Rather than owning a huge server and database suite that will only get used a tiny slice of the day, a cloud-native solution offers the freedom to spin up/down server capacity as needed. The barrier of entry is much lower, time to implement is much faster, and costs are nil (comparatively).
The supply chain is no longer a linear, “sell one, buy one” process. It's a complex multi-echelon ecosystem. Each store, distribution center and supplier has their own distinct demand forecast. It would be too time- and cost-prohibitive to produce precise order projections for every SKU and location, optimize those across echelons, and communicate a 365-day demand plan to everyone. Is there a feature that supports multi-echelon collaboration, both up and down stream?
Finally, no supply chain planning provider should make more money off consulting than the software itself. After all, it’s about software and making customers profitable. Yet, many drag out the engagement forever, charging extra consulting hours for continuous improvement services that should be inherent.
With a cloud-native solution, the system can constantly access customers’ databases and scan their environments to make unsolicited recommendations for improving profitability and service levels. It’s a baked-in value add.
You should expect to receive real-time alerts about problems and opportunities, including quarterly executive briefings, ongoing KPI assessments, seasonal forecast assistance, period-ending fine-tuning, and category management analyses. If a provider tells you these are additional on-site engagements, you’re leaving money on the table.
Rod Daugherty is the vice president of product strategy for Blue Ridge, a supply chain solution.

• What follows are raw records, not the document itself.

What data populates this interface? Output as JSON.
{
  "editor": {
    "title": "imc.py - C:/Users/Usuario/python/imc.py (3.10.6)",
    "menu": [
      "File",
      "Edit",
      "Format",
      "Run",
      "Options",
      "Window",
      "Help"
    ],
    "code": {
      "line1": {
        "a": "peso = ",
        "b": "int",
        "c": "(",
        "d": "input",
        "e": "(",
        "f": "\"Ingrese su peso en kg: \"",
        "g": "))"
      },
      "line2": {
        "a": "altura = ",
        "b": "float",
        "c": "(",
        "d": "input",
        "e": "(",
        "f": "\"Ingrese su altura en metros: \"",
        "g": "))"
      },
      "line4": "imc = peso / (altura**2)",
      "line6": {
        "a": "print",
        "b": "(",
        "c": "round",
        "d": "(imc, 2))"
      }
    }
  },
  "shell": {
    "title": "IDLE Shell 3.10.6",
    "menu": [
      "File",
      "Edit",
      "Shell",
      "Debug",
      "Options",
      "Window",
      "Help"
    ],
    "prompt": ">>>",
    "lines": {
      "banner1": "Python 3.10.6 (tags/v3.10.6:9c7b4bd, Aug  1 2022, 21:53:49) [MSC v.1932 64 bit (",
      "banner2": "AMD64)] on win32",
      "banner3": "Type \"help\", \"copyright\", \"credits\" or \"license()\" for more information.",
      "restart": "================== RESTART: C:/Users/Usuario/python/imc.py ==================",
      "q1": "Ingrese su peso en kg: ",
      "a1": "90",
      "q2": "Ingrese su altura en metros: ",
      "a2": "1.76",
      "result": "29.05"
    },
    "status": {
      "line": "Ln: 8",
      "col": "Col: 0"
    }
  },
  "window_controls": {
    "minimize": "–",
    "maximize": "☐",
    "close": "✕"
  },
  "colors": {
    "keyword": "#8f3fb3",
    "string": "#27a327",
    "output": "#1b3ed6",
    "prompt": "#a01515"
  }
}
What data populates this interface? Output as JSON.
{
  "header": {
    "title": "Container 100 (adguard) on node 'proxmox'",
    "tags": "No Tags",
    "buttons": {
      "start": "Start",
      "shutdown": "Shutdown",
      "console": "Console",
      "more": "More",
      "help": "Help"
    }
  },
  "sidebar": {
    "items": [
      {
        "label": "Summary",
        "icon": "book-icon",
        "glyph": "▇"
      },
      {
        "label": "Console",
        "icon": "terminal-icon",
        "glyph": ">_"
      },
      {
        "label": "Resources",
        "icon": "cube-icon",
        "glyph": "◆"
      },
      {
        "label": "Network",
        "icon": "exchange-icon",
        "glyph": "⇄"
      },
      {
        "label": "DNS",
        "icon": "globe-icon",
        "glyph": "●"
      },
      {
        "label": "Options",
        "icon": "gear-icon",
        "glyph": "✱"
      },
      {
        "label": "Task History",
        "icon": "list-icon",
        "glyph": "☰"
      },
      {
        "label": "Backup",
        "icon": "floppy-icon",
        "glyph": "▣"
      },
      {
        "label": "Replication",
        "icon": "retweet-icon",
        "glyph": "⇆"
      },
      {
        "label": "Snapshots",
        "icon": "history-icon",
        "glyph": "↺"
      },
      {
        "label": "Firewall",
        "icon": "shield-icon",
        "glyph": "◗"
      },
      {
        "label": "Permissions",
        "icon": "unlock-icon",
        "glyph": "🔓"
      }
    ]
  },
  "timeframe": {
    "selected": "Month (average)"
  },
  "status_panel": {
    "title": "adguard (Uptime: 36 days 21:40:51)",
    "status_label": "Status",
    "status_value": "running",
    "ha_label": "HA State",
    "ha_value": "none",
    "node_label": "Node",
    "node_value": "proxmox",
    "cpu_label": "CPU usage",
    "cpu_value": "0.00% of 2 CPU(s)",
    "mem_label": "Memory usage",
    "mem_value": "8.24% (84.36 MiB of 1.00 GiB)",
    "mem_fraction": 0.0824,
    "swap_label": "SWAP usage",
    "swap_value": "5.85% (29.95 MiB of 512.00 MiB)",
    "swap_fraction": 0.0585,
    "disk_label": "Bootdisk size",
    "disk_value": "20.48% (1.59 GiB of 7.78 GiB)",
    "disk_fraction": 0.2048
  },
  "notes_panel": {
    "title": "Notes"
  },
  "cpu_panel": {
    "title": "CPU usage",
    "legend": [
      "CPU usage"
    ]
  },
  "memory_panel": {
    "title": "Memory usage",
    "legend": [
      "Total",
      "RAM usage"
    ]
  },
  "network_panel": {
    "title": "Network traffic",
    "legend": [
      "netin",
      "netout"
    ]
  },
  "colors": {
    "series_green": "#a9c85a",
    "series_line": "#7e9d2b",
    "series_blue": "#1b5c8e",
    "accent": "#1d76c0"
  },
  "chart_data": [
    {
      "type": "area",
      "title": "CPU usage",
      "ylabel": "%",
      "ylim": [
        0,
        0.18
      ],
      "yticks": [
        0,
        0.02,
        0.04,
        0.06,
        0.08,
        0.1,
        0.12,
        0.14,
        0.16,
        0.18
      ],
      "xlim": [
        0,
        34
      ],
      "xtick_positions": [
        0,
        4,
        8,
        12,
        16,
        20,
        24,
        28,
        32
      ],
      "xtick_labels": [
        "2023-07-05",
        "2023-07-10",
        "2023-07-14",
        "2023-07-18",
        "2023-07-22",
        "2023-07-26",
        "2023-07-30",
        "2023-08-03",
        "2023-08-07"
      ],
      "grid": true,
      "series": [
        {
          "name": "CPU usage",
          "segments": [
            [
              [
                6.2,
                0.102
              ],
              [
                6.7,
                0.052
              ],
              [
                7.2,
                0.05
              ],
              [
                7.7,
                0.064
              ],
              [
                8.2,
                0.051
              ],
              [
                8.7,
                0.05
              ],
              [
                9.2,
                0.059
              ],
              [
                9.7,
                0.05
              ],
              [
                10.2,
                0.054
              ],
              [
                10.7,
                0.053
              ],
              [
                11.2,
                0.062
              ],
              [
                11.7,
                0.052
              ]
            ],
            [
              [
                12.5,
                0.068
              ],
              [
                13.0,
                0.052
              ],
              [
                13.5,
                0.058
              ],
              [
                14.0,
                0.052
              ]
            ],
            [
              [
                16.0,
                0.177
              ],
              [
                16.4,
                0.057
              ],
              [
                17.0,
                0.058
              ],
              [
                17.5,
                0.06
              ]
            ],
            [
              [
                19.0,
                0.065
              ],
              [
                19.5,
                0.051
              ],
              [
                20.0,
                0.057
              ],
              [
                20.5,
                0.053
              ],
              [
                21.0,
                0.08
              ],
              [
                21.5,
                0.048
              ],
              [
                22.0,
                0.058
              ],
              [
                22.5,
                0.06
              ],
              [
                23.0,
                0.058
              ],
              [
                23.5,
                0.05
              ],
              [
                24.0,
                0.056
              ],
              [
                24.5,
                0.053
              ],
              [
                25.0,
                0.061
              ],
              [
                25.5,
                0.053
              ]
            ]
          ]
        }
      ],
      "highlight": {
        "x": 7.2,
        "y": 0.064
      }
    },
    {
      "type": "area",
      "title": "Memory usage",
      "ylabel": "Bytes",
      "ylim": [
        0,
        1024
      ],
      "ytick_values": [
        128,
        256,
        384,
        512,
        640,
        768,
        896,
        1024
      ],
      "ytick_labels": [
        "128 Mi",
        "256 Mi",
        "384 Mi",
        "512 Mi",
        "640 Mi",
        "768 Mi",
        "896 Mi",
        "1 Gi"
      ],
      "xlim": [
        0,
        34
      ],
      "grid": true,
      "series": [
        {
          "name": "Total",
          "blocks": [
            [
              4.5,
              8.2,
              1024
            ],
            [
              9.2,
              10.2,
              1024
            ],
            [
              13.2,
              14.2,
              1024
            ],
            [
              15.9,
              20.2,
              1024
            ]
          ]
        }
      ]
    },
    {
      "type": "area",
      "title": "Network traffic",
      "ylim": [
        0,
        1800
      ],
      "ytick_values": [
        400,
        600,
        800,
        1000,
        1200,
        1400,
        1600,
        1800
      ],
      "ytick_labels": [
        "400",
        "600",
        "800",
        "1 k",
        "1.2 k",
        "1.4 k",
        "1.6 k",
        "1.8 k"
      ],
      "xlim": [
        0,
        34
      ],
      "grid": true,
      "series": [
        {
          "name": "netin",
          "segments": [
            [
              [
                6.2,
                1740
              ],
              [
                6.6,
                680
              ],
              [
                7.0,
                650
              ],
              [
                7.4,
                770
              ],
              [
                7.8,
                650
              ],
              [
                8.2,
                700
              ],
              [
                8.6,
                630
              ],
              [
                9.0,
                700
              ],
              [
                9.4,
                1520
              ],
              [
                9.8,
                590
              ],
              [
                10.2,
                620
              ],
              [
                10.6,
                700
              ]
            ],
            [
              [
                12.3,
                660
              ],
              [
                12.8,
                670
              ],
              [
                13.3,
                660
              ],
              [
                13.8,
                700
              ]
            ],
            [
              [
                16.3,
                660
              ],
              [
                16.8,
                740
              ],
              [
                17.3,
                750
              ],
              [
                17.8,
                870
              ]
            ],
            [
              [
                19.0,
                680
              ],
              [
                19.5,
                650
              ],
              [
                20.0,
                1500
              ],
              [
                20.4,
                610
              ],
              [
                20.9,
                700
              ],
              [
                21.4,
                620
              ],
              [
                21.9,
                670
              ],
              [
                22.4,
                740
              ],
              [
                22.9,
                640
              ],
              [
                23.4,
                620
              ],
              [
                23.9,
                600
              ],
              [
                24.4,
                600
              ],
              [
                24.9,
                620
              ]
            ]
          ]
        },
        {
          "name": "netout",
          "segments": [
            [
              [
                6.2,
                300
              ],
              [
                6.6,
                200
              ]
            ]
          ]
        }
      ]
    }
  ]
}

Rod Daugherty is the Vice President of Product Strategy for Blue Ridge, where he oversees product direction. For the last 21 years, Rod has been a consultant, designer, and product executive for multiple supply chain software companies including E3, JDA, Evant, Manhattan Associates, and Blue Ridge. He can be reached at email@example.com.